Monitoring dynamics of DNA methylation in single cells

DNA methylation is considered a key epigenetic modification that shapes and maintains cellular identity. In recent years, advancements in sequencing technologies enabled the generation of detailed single-base resolution maps of DNA methylation in multiple cell types. However, current methods only provide a static "snapshot" of the methylation levels thus precluding the study of real-time epigenetic changes and limiting prospective mechanistic experiments. Here, we established a novel reporter system that allows region-specific dynamics of DNA methylation to be traced at single cell resolution.

HFSP Long-Term Fellow Yonatan Stelzer and colleagues
authored on Mon, 16 November 2015

While each individual cell in multicellular organisms shares the same DNA content, the overwhelming functional diversity and cellular specification is considered to be shaped and regulated by epigenetic modifications.  DNA methylation is the addition of methyl groups to the fifth carbon atom of cytosine nucleotides, and is among the best studied epigenetic modifications. Global DNA methylation patterns are highly dynamic during early embryogenesis while the zygotic signature is erased and the somatic signature is established in a tissue and cell-type specific manner. Nevertheless, it is still largely unknown how exactly DNA methylation patterns dictate cell type specific gene expression programs. In addition, misregulation of DNA methylation is associated with numerous human diseases and is frequently observed in cancer.

All current methods to study DNA methylation require the extraction of DNA and therefore provide only a snapshot measurement of the methylation landscape. Furthermore, the vast majority of sequencing methods are bulk, precluding the assessment of single-cell heterogeneity. Therefore, generating a traceable readout of endogenous DNA methylation changes is of great interest to the field. With that in mind, in the current study (Stelzer et al., 2015) we aimed to generate a reporter system that allows real-time regional DNA methylation dynamics to be traced at single cell resolution .

Figure: Region of interest DNA methylation state is affecting the Snrpn promoter activity resulting in differential fluorescent activity. Consequently, lack of DNA methylation (hypomethylation, open circles) is reflected by GFP positive cells, while methylated regions (filled circles) appear as GFP negative cells.

We show that a minimal imprinted gene promoter (Snrpn) can be used as a natural and neutral DNA methylation sensor for endogenous methylation state, thus allowing to transform epigenetic signals into transcription.
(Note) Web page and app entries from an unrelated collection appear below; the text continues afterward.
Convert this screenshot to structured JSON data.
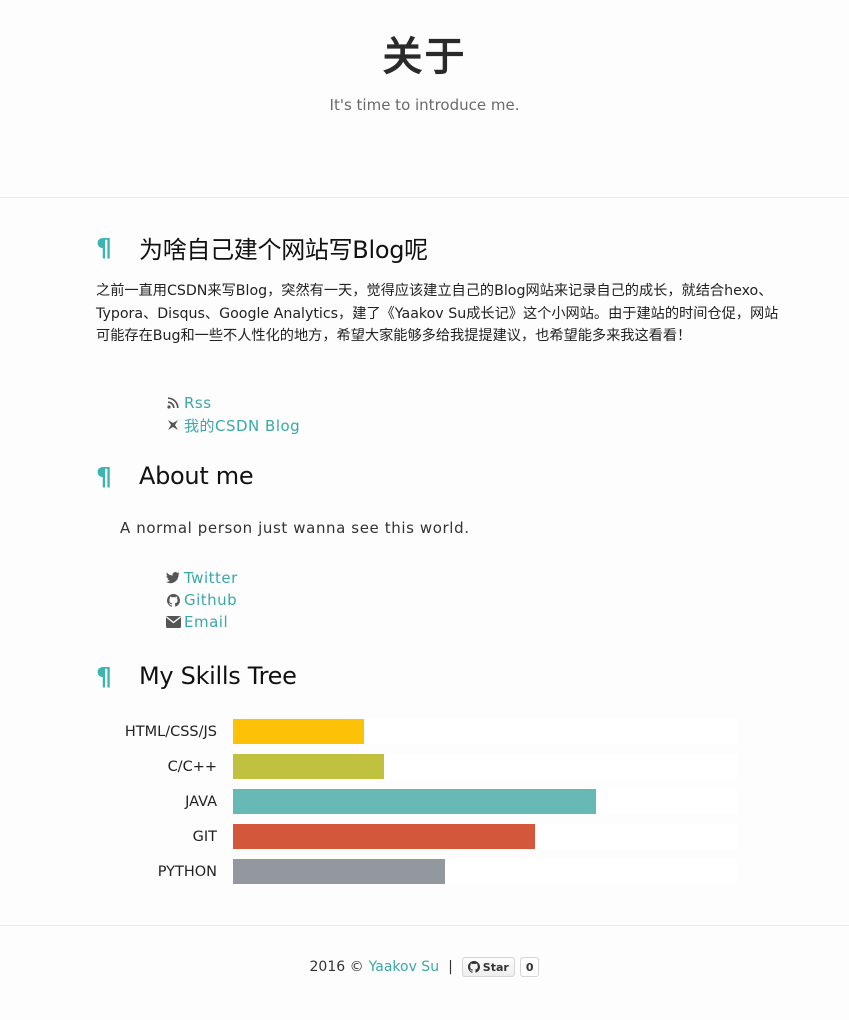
{
  "hero": {
    "title": "关于",
    "subtitle": "It's time to introduce me."
  },
  "sections": [
    {
      "title": "为啥自己建个网站写Blog呢",
      "paragraph": "之前一直用CSDN来写Blog，突然有一天，觉得应该建立自己的Blog网站来记录自己的成长，就结合hexo、Typora、Disqus、Google Analytics，建了《Yaakov Su成长记》这个小网站。由于建站的时间仓促，网站可能存在Bug和一些不人性化的地方，希望大家能够多给我提提建议，也希望能多来我这看看！",
      "links": [
        {
          "label": "Rss",
          "icon": "rss-icon"
        },
        {
          "label": "我的CSDN Blog",
          "icon": "csdn-icon"
        }
      ]
    },
    {
      "title": "About me",
      "text": "A normal person just wanna see this world.",
      "links": [
        {
          "label": "Twitter",
          "icon": "twitter-icon"
        },
        {
          "label": "Github",
          "icon": "github-icon"
        },
        {
          "label": "Email",
          "icon": "envelope-icon"
        }
      ]
    },
    {
      "title": "My Skills Tree"
    }
  ],
  "skills": [
    {
      "name": "HTML/CSS/JS",
      "level": 0.26,
      "color": "#fdc207"
    },
    {
      "name": "C/C++",
      "level": 0.3,
      "color": "#c0c23f"
    },
    {
      "name": "JAVA",
      "level": 0.72,
      "color": "#66b9b5"
    },
    {
      "name": "GIT",
      "level": 0.6,
      "color": "#d2573b"
    },
    {
      "name": "PYTHON",
      "level": 0.42,
      "color": "#93989f"
    }
  ],
  "footer": {
    "year": "2016 ©",
    "author": "Yaakov Su",
    "separator": "|",
    "star_label": "Star",
    "star_count": "0"
  },
  "colors": {
    "accent": "#3aa8a9",
    "pilcrow": "#3cb5b0"
  }
}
In combination with fluorescent proteins, we utilized the Snrpn promoter to establish a dynamic on/off light-switch reporter. We further show that the reporter allows DNA methylation changes associated with both coding and non-coding regions to be traced at single cell resolution (Stelzer et al., 2015). The reporter system could be utilized to study DNA methylation dynamics during normal development and disease. Furthermore, combining the DNA methylation reporter with other conventional gene expression reporters, facilitates an attractive system to study the effects of epigenetic changes on gene expression programs in a tissue-dependent manner. 

Reference 

Tracing dynamic changes of DNA methylation at single cell resolution. Stelzer Y., Shivalila CS., Soldner F., Markoulaki S and Jaenisch R. Cell, 163(1), 218–229 (2015).              

Link to Cell article

Pubmed link